* _DATASET EXCERPTS_
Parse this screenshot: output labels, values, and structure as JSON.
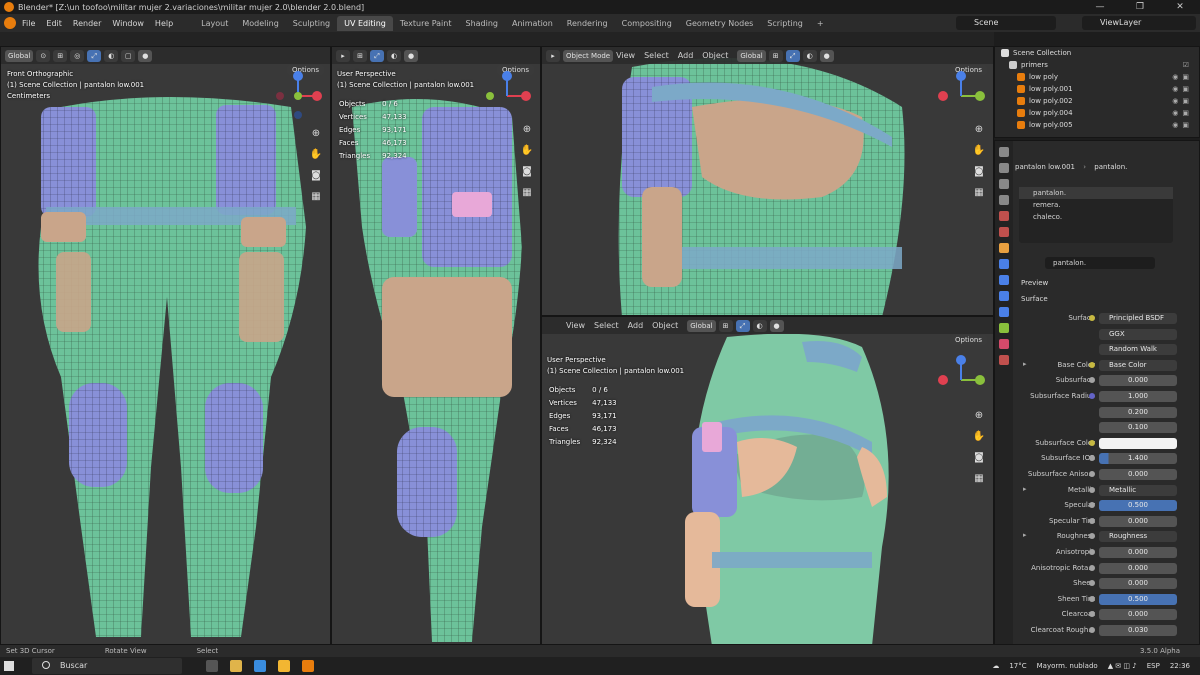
{
  "window": {
    "title": "Blender* [Z:\\un toofoo\\militar mujer 2.variaciones\\militar mujer 2.0\\blender 2.0.blend]"
  },
  "menu": [
    "File",
    "Edit",
    "Render",
    "Window",
    "Help"
  ],
  "workspaces": [
    "Layout",
    "Modeling",
    "Sculpting",
    "UV Editing",
    "Texture Paint",
    "Shading",
    "Animation",
    "Rendering",
    "Compositing",
    "Geometry Nodes",
    "Scripting"
  ],
  "active_workspace": "UV Editing",
  "scene": "Scene",
  "viewlayer": "ViewLayer",
  "viewports": {
    "v1": {
      "transform": "Global",
      "options": "Options",
      "view": "Front Orthographic",
      "collection": "(1) Scene Collection | pantalon low.001",
      "units": "Centimeters"
    },
    "v2": {
      "options": "Options",
      "view": "User Perspective",
      "collection": "(1) Scene Collection | pantalon low.001",
      "stats": {
        "objects_label": "Objects",
        "objects": "0 / 6",
        "vertices_label": "Vertices",
        "vertices": "47,133",
        "edges_label": "Edges",
        "edges": "93,171",
        "faces_label": "Faces",
        "faces": "46,173",
        "triangles_label": "Triangles",
        "triangles": "92,324"
      }
    },
    "v3": {
      "mode": "Object Mode",
      "menus": [
        "View",
        "Select",
        "Add",
        "Object"
      ],
      "transform": "Global",
      "options": "Options"
    },
    "v4": {
      "menus": [
        "View",
        "Select",
        "Add",
        "Object"
      ],
      "transform": "Global",
      "options": "Options",
      "view": "User Perspective",
      "collection": "(1) Scene Collection | pantalon low.001",
      "stats": {
        "objects_label": "Objects",
        "objects": "0 / 6",
        "vertices_label": "Vertices",
        "vertices": "47,133",
        "edges_label": "Edges",
        "edges": "93,171",
        "faces_label": "Faces",
        "faces": "46,173",
        "triangles_label": "Triangles",
        "triangles": "92,324"
      }
    }
  },
  "outliner": {
    "root": "Scene Collection",
    "items": [
      "primers",
      "low poly",
      "low poly.001",
      "low poly.002",
      "low poly.004",
      "low poly.005"
    ]
  },
  "properties": {
    "breadcrumb_obj": "pantalon low.001",
    "breadcrumb_mat": "pantalon.",
    "slots": [
      "pantalon.",
      "remera.",
      "chaleco."
    ],
    "material": "pantalon.",
    "preview": "Preview",
    "surface_section": "Surface",
    "rows": [
      {
        "label": "Surface",
        "value": "Principled BSDF",
        "type": "dk",
        "dot": "y"
      },
      {
        "label": "",
        "value": "GGX",
        "type": "dk"
      },
      {
        "label": "",
        "value": "Random Walk",
        "type": "dk"
      },
      {
        "label": "Base Color",
        "value": "Base Color",
        "type": "dk",
        "dot": "y",
        "arrow": true
      },
      {
        "label": "Subsurface",
        "value": "0.000",
        "type": "",
        "dot": "g"
      },
      {
        "label": "Subsurface Radius",
        "value": "1.000",
        "type": "",
        "dot": "p"
      },
      {
        "label": "",
        "value": "0.200",
        "type": ""
      },
      {
        "label": "",
        "value": "0.100",
        "type": ""
      },
      {
        "label": "Subsurface Color",
        "value": "",
        "type": "white",
        "dot": "y"
      },
      {
        "label": "Subsurface IOR",
        "value": "1.400",
        "type": "part",
        "dot": "g"
      },
      {
        "label": "Subsurface Aniso...",
        "value": "0.000",
        "type": "",
        "dot": "g"
      },
      {
        "label": "Metallic",
        "value": "Metallic",
        "type": "dk",
        "dot": "g",
        "arrow": true
      },
      {
        "label": "Specular",
        "value": "0.500",
        "type": "bl",
        "dot": "g"
      },
      {
        "label": "Specular Tint",
        "value": "0.000",
        "type": "",
        "dot": "g"
      },
      {
        "label": "Roughness",
        "value": "Roughness",
        "type": "dk",
        "dot": "g",
        "arrow": true
      },
      {
        "label": "Anisotropic",
        "value": "0.000",
        "type": "",
        "dot": "g"
      },
      {
        "label": "Anisotropic Rota...",
        "value": "0.000",
        "type": "",
        "dot": "g"
      },
      {
        "label": "Sheen",
        "value": "0.000",
        "type": "",
        "dot": "g"
      },
      {
        "label": "Sheen Tint",
        "value": "0.500",
        "type": "bl",
        "dot": "g"
      },
      {
        "label": "Clearcoat",
        "value": "0.000",
        "type": "",
        "dot": "g"
      },
      {
        "label": "Clearcoat Rough...",
        "value": "0.030",
        "type": "",
        "dot": "g"
      }
    ]
  },
  "status": {
    "left": "Set 3D Cursor",
    "mid": "Rotate View",
    "right": "Select",
    "version": "3.5.0 Alpha"
  },
  "taskbar": {
    "search": "Buscar",
    "temp": "17°C",
    "weather": "Mayorm. nublado",
    "lang": "ESP",
    "time": "22:36"
  }
}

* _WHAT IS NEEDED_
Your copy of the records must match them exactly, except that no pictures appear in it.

* _EXERCISE OUTPUT_
Parse this screenshot: output labels, values, and structure as JSON.
{
  "window": {
    "title": "Blender* [Z:\\un toofoo\\militar mujer 2.variaciones\\militar mujer 2.0\\blender 2.0.blend]"
  },
  "menu": [
    "File",
    "Edit",
    "Render",
    "Window",
    "Help"
  ],
  "workspaces": [
    "Layout",
    "Modeling",
    "Sculpting",
    "UV Editing",
    "Texture Paint",
    "Shading",
    "Animation",
    "Rendering",
    "Compositing",
    "Geometry Nodes",
    "Scripting"
  ],
  "active_workspace": "UV Editing",
  "scene": "Scene",
  "viewlayer": "ViewLayer",
  "viewports": {
    "v1": {
      "transform": "Global",
      "options": "Options",
      "view": "Front Orthographic",
      "collection": "(1) Scene Collection | pantalon low.001",
      "units": "Centimeters"
    },
    "v2": {
      "options": "Options",
      "view": "User Perspective",
      "collection": "(1) Scene Collection | pantalon low.001",
      "stats": {
        "objects_label": "Objects",
        "objects": "0 / 6",
        "vertices_label": "Vertices",
        "vertices": "47,133",
        "edges_label": "Edges",
        "edges": "93,171",
        "faces_label": "Faces",
        "faces": "46,173",
        "triangles_label": "Triangles",
        "triangles": "92,324"
      }
    },
    "v3": {
      "mode": "Object Mode",
      "menus": [
        "View",
        "Select",
        "Add",
        "Object"
      ],
      "transform": "Global",
      "options": "Options"
    },
    "v4": {
      "menus": [
        "View",
        "Select",
        "Add",
        "Object"
      ],
      "transform": "Global",
      "options": "Options",
      "view": "User Perspective",
      "collection": "(1) Scene Collection | pantalon low.001",
      "stats": {
        "objects_label": "Objects",
        "objects": "0 / 6",
        "vertices_label": "Vertices",
        "vertices": "47,133",
        "edges_label": "Edges",
        "edges": "93,171",
        "faces_label": "Faces",
        "faces": "46,173",
        "triangles_label": "Triangles",
        "triangles": "92,324"
      }
    }
  },
  "outliner": {
    "root": "Scene Collection",
    "items": [
      "primers",
      "low poly",
      "low poly.001",
      "low poly.002",
      "low poly.004",
      "low poly.005"
    ]
  },
  "properties": {
    "breadcrumb_obj": "pantalon low.001",
    "breadcrumb_mat": "pantalon.",
    "slots": [
      "pantalon.",
      "remera.",
      "chaleco."
    ],
    "material": "pantalon.",
    "preview": "Preview",
    "surface_section": "Surface",
    "rows": [
      {
        "label": "Surface",
        "value": "Principled BSDF",
        "type": "dk",
        "dot": "y"
      },
      {
        "label": "",
        "value": "GGX",
        "type": "dk"
      },
      {
        "label": "",
        "value": "Random Walk",
        "type": "dk"
      },
      {
        "label": "Base Color",
        "value": "Base Color",
        "type": "dk",
        "dot": "y",
        "arrow": true
      },
      {
        "label": "Subsurface",
        "value": "0.000",
        "type": "",
        "dot": "g"
      },
      {
        "label": "Subsurface Radius",
        "value": "1.000",
        "type": "",
        "dot": "p"
      },
      {
        "label": "",
        "value": "0.200",
        "type": ""
      },
      {
        "label": "",
        "value": "0.100",
        "type": ""
      },
      {
        "label": "Subsurface Color",
        "value": "",
        "type": "white",
        "dot": "y"
      },
      {
        "label": "Subsurface IOR",
        "value": "1.400",
        "type": "part",
        "dot": "g"
      },
      {
        "label": "Subsurface Aniso...",
        "value": "0.000",
        "type": "",
        "dot": "g"
      },
      {
        "label": "Metallic",
        "value": "Metallic",
        "type": "dk",
        "dot": "g",
        "arrow": true
      },
      {
        "label": "Specular",
        "value": "0.500",
        "type": "bl",
        "dot": "g"
      },
      {
        "label": "Specular Tint",
        "value": "0.000",
        "type": "",
        "dot": "g"
      },
      {
        "label": "Roughness",
        "value": "Roughness",
        "type": "dk",
        "dot": "g",
        "arrow": true
      },
      {
        "label": "Anisotropic",
        "value": "0.000",
        "type": "",
        "dot": "g"
      },
      {
        "label": "Anisotropic Rota...",
        "value": "0.000",
        "type": "",
        "dot": "g"
      },
      {
        "label": "Sheen",
        "value": "0.000",
        "type": "",
        "dot": "g"
      },
      {
        "label": "Sheen Tint",
        "value": "0.500",
        "type": "bl",
        "dot": "g"
      },
      {
        "label": "Clearcoat",
        "value": "0.000",
        "type": "",
        "dot": "g"
      },
      {
        "label": "Clearcoat Rough...",
        "value": "0.030",
        "type": "",
        "dot": "g"
      }
    ]
  },
  "status": {
    "left": "Set 3D Cursor",
    "mid": "Rotate View",
    "right": "Select",
    "version": "3.5.0 Alpha"
  },
  "taskbar": {
    "search": "Buscar",
    "temp": "17°C",
    "weather": "Mayorm. nublado",
    "lang": "ESP",
    "time": "22:36"
  }
}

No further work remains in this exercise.